Joy was kidnapped by a pervert as a teenager, held captive inside the room, repeatedly raped until she got pregnant and gave birth to her own child. Whenever her abductor comes along to go to bed with her, the boy locks himself up inside the closet. Now that the boy is 5, Joy hatches a plan on how they can escape.

The boy is very bright and precocious. The heart pounding plan calls for him to play dead. He is then rolled up inside a carpet and taken out by their captor. When he is free, he is supposed to ask the help of other people and the cops for them to rescue her mom who is left behind inside the room. Will it succeed or not?
Brie is no doubt excellent in the role of the victim. It’s a role with so much depth and challenge. But actually, for us, the real standout here is Jacob Tremblay as the boy. The whole story is told from his point of view. He is always there. There are sequences later when his mom will be indisposed and won’t be seen for quite a long period of time, but Jacob remains on screen.

Between them, Jacob is the one who is able to adapt more quickly to the outside world, when actually, his own world view was confined exclusively within the walls of their room and he knows nothing of the outside world. And why he is not at all nominated for any acting award is beyond us.

Most movies of this sort would end with the captives finally gaining their freedom, but Director Lenny Abrahamson presents a very complex psychological situation in the film.
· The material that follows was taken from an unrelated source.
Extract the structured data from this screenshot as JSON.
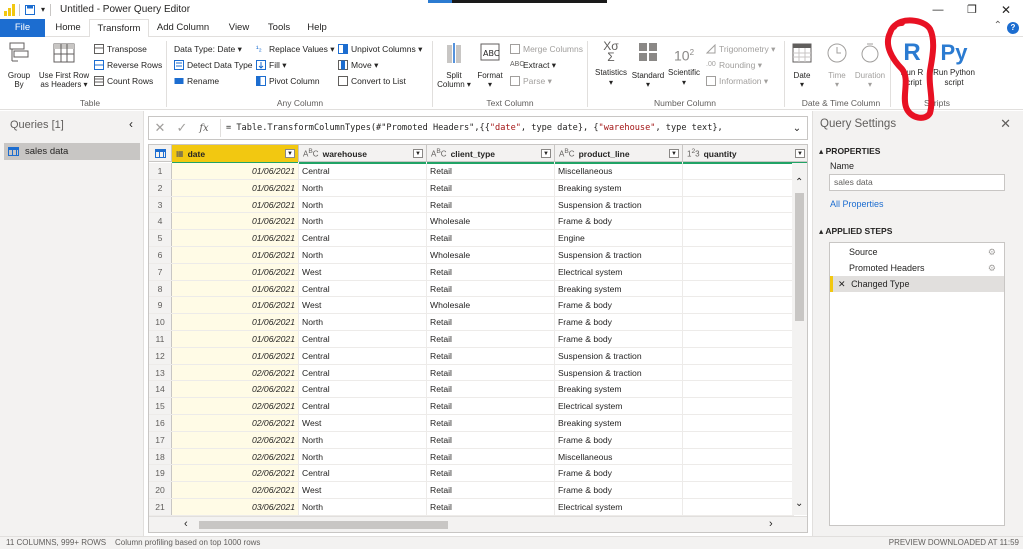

This is especially true on the part of Joy who has to be deprogrammed after her harrowing captivity experience and finds it difficult to re-adjust back to life in the outside world that can really be quite frightening after she learns her parents (Joan Allen and William Macy) have already separated while she’s away and her mom has even found a new partner.
The result is quite compelling as we are not initially aware of the damage that was done to Joy by her years of imprisonment. What happened to her is truly more horrifying than what happens to the characters in such horror flicks as “Insidious” and “Sinister” that have long ceased to be scary for us and have become more ridiculous. The final scene. where they return to the room and Jack says goodbye to the bed, the chair and all the other things that were previous parts of his young life, is truly a heartbreaker. Jacob Tremblay is for us the most awesome thing in this movie. He will just take your breath away.